* **INFORMATION SUPPLIED**
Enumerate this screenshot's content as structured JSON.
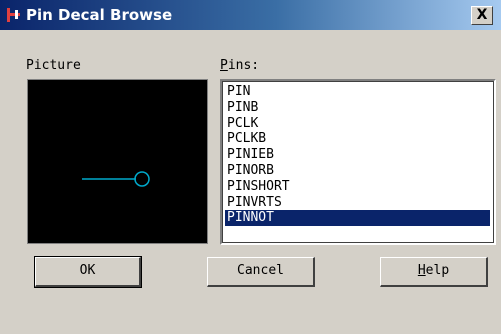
{
  "window": {
    "title": "Pin Decal Browse",
    "close_label": "X",
    "accent_color": "#0a246a"
  },
  "picture": {
    "label": "Picture",
    "background": "#000000",
    "line_color": "#00aacc"
  },
  "pins": {
    "label_mnemonic": "P",
    "label_rest": "ins:",
    "items": [
      "PIN",
      "PINB",
      "PCLK",
      "PCLKB",
      "PINIEB",
      "PINORB",
      "PINSHORT",
      "PINVRTS",
      "PINNOT"
    ],
    "selected": "PINNOT"
  },
  "buttons": {
    "ok": "OK",
    "cancel": "Cancel",
    "help_mnemonic": "H",
    "help_rest": "elp"
  }
}
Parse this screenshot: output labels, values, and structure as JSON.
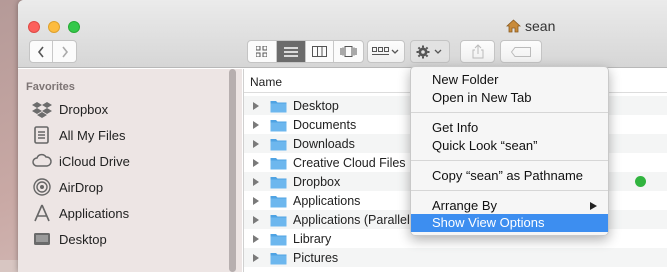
{
  "window": {
    "title": "sean"
  },
  "sidebar": {
    "section": "Favorites",
    "items": [
      {
        "label": "Dropbox",
        "icon": "dropbox-icon"
      },
      {
        "label": "All My Files",
        "icon": "all-files-icon"
      },
      {
        "label": "iCloud Drive",
        "icon": "cloud-icon"
      },
      {
        "label": "AirDrop",
        "icon": "airdrop-icon"
      },
      {
        "label": "Applications",
        "icon": "applications-icon"
      },
      {
        "label": "Desktop",
        "icon": "desktop-icon"
      }
    ]
  },
  "content": {
    "column": "Name",
    "rows": [
      {
        "name": "Desktop"
      },
      {
        "name": "Documents"
      },
      {
        "name": "Downloads"
      },
      {
        "name": "Creative Cloud Files"
      },
      {
        "name": "Dropbox"
      },
      {
        "name": "Applications"
      },
      {
        "name": "Applications (Parallels)"
      },
      {
        "name": "Library"
      },
      {
        "name": "Pictures"
      }
    ]
  },
  "menu": {
    "items": [
      "New Folder",
      "Open in New Tab",
      "Get Info",
      "Quick Look “sean”",
      "Copy “sean” as Pathname",
      "Arrange By",
      "Show View Options"
    ]
  },
  "colors": {
    "highlight": "#3d8ef0",
    "folder": "#4fa3e3"
  }
}
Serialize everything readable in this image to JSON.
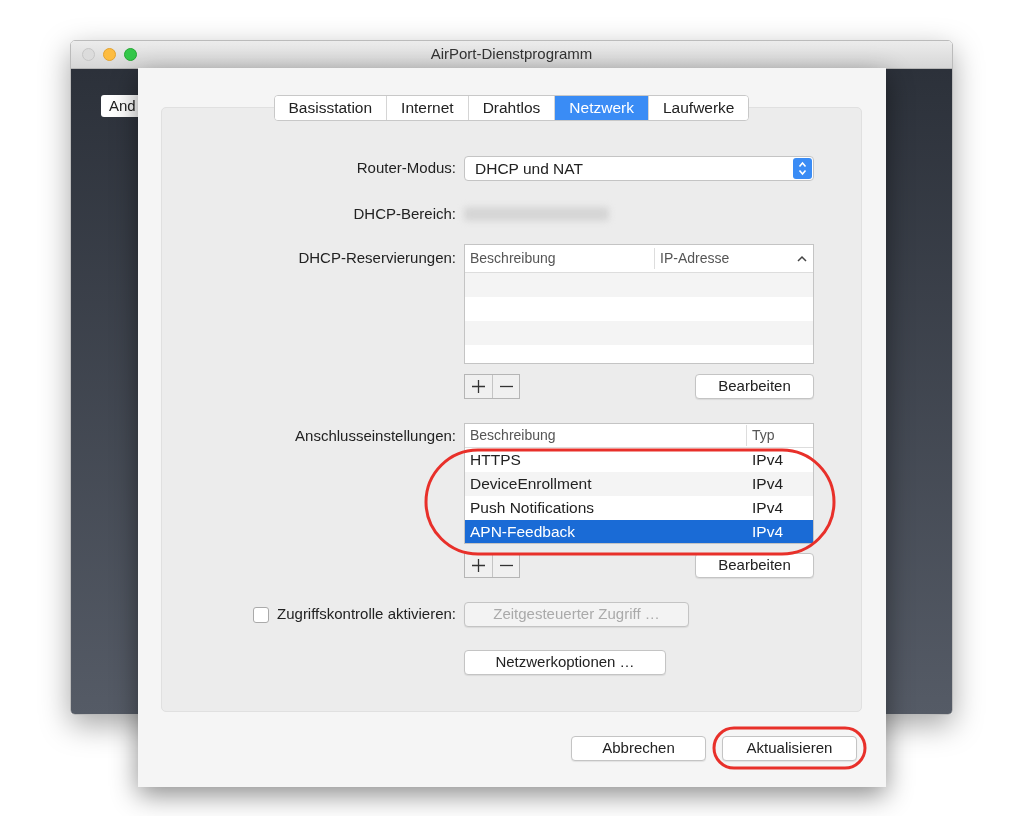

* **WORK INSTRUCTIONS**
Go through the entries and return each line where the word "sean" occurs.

* **SOLUTION TO THIS PROBLEM**
    "title": "sean"
      "Quick Look “sean”",
      "Copy “sean” as Pathname",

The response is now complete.